(Dataset excerpts)
-- Opening Marker --
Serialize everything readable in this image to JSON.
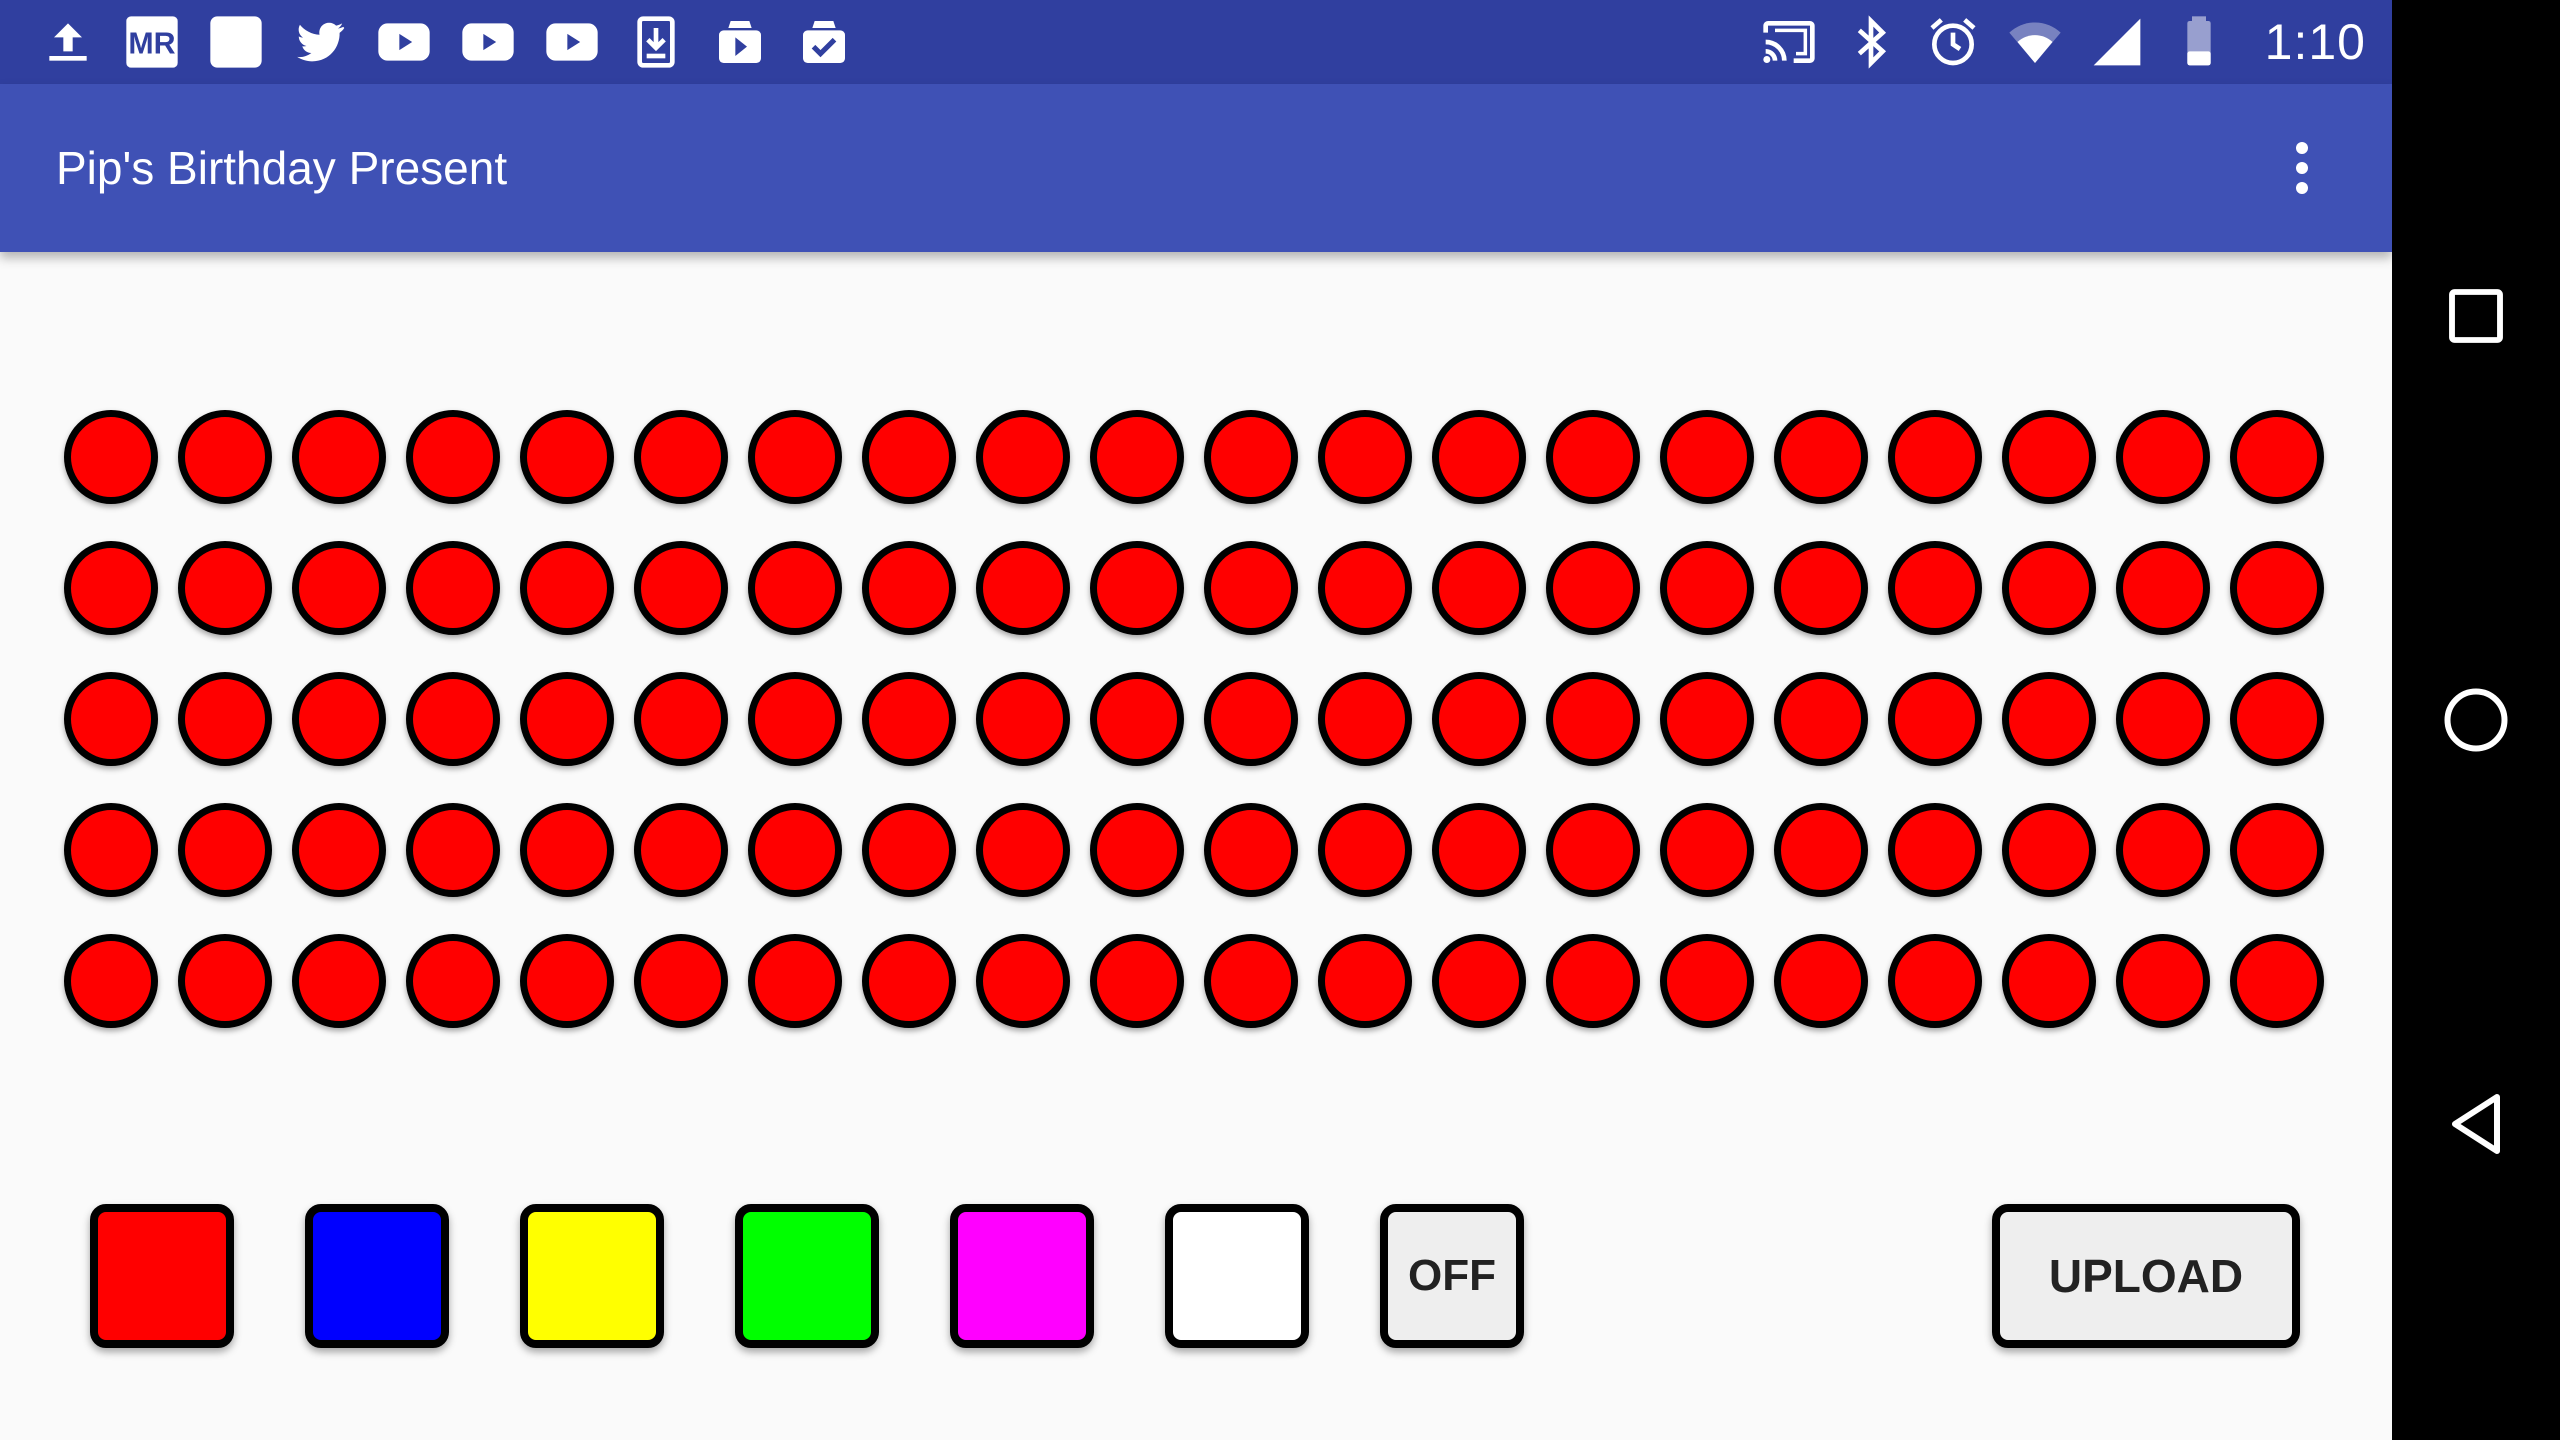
{
  "status_bar": {
    "time": "1:10",
    "notification_icons": [
      "upload-icon",
      "mr-app-icon",
      "blank-app-icon",
      "twitter-icon",
      "youtube-icon",
      "youtube-icon",
      "youtube-icon",
      "download-icon",
      "play-store-update-icon",
      "play-store-done-icon"
    ],
    "system_icons": [
      "cast-icon",
      "bluetooth-icon",
      "alarm-icon",
      "wifi-icon",
      "cell-signal-icon",
      "battery-icon"
    ],
    "mr_label": "MR"
  },
  "app_bar": {
    "title": "Pip's Birthday Present",
    "menu_icon": "overflow-menu-icon"
  },
  "led_grid": {
    "rows": 5,
    "columns": 20,
    "led_color": "#ff0000",
    "border_color": "#000000"
  },
  "color_buttons": [
    {
      "name": "red",
      "color": "#ff0000",
      "label": ""
    },
    {
      "name": "blue",
      "color": "#0000ff",
      "label": ""
    },
    {
      "name": "yellow",
      "color": "#ffff00",
      "label": ""
    },
    {
      "name": "green",
      "color": "#00ff00",
      "label": ""
    },
    {
      "name": "magenta",
      "color": "#ff00ff",
      "label": ""
    },
    {
      "name": "white",
      "color": "#ffffff",
      "label": ""
    },
    {
      "name": "off",
      "color": "#eeeeee",
      "label": "OFF"
    }
  ],
  "upload_button": {
    "label": "UPLOAD"
  },
  "nav_bar": {
    "icons": [
      "recents-square-icon",
      "home-circle-icon",
      "back-triangle-icon"
    ]
  },
  "colors": {
    "status_bar": "#303f9f",
    "app_bar": "#3f51b5",
    "background": "#fafafa"
  }
}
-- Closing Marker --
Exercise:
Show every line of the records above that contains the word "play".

Solution for this problem:
      "play-store-update-icon",
      "play-store-done-icon"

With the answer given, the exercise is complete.